Apparently, the hipsters are ruining motorcycles. At least that’s the mantra of the old guard, bemoaning every trend from tire choices to velocity stacks.
Meanwhile, the rest of us are happy to enjoy bikes for what they are: sometimes impractical; always fun. So join us in giving Walid from Bad Winners a high five, as he flips the establishment the bird with ‘The Apex.’
It’s a 2000 Yamaha FZS600 Fazer—and while it has fenders and no pipe wrap, it’s neither street legal nor particularly sensible. So it bucks most current trends, while still giving the haters plenty to write about. But oh boy do we want to ride it.
Walid tells us he drew inspiration from multiple sources… “I chose this bike because I wanted something away from the actual custom scene,” he says. “I have always been into racing bikes—that’s where I come from.”
“I know on this project that I’m at the limit of bad taste—it’s a mix of cultures between a cafe racer, a stunt bike and a supermoto. With the aggressiveness of a MotoGP bike, all combined into one.”
Walid envisioned the perfect blend of performance and looks. The theory was to strip off as much as possible, and add in just the right amount of upgrades. But it turned out to be a tricky affair in practice.
First on the list was a switch to the full running gear from a 2012-model Yamaha R6. Walid installed the front forks, wheels and brakes—but hit a snag with the swing arm.
“Putting an R6 swing arm on a Fazer frame is a good idea,” he says, “but it took me couple of nights thinking of how I could do it.” Eventually he put the frame on the bench, clamped it, and redesigned the rear end to make everything fit.
The process included widening the frame at the right spots, and reworking the suspension mounting points to optimize the balance between the new ride height and the geometry.
The Fazer is no slouch, so Walid had no need to mess with the engine. Instead, he worked around it to squeeze out a little more performance—starting with a custom-made CDI that allows him to tune the ignition to his heart’s desire.
The rest of the wiring’s been simplified, and now runs off a Motogadget m-Unit controller. And there’s a weight-saving Lithium-ion battery tucked away in the seat hump.
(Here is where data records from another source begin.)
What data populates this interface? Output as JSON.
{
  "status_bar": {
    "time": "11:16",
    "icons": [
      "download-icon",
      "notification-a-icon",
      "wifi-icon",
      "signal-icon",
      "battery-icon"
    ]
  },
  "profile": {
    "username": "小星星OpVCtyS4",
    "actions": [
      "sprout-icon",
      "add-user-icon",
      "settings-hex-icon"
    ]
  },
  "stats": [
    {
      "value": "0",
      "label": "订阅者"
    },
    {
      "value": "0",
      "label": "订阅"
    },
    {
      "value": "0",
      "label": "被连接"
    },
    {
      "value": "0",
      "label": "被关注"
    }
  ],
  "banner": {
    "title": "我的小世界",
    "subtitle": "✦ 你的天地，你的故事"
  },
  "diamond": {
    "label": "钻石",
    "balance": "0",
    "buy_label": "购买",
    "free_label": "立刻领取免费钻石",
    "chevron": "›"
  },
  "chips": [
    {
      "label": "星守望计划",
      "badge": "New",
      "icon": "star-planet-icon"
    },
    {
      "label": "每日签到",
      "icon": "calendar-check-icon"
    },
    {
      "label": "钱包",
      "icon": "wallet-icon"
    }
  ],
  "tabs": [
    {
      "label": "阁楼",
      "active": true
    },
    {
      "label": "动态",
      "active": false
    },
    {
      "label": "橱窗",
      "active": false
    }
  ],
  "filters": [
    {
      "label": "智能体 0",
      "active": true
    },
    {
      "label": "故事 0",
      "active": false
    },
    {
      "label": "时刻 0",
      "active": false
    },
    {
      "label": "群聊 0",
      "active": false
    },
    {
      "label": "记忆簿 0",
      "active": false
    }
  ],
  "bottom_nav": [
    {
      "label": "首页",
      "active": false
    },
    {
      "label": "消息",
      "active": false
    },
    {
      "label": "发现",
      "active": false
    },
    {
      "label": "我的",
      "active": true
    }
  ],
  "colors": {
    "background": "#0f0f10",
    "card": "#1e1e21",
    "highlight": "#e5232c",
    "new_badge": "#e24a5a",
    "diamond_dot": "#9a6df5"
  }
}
The original airbox is gone, but rather than just snap on a set of pod filters, Walid’s taken the trouble to build a proper filter box, calculating the optimal volume for the carbs. It’s matched up to a hand-made, stainless steel four-into-one exhaust system.
There’s even a custom-made water cooler. “I’ve taken a karting grid and then rebuilt the box around it,” Walid tells us. “It allows me to reduce the dimensions and the volume, while improving the cooling system at the same time.” It’s capped off with a small LED gauge, poking out to the left of the fuel tank.
Off-the-shelf bits include switches and a tiny LED speedo from Motogadget, Renthal street bars, Domino racing grips and LSL foot pegs. Illumination comes from a pair of 1600 lumen LED fog lights, mounted on either side of the engine. Metzeler race slicks round things out.
The bodywork is all custom, and dressed in a re-interpretation of Yamaha’s classic black, white and yellow racing palette.
On paper, a stock Fazer weighs 416 pounds dry, and makes 95hp. Walid has weighed ‘The Apex’: It’s just 271 pounds dry (123 kilos), and punches out 107hp. And with those waspish looks and the sharp paint, it’s a very attractive package indeed.
Considering it’s only January, here’s to another twelve months of ruining motorcycles.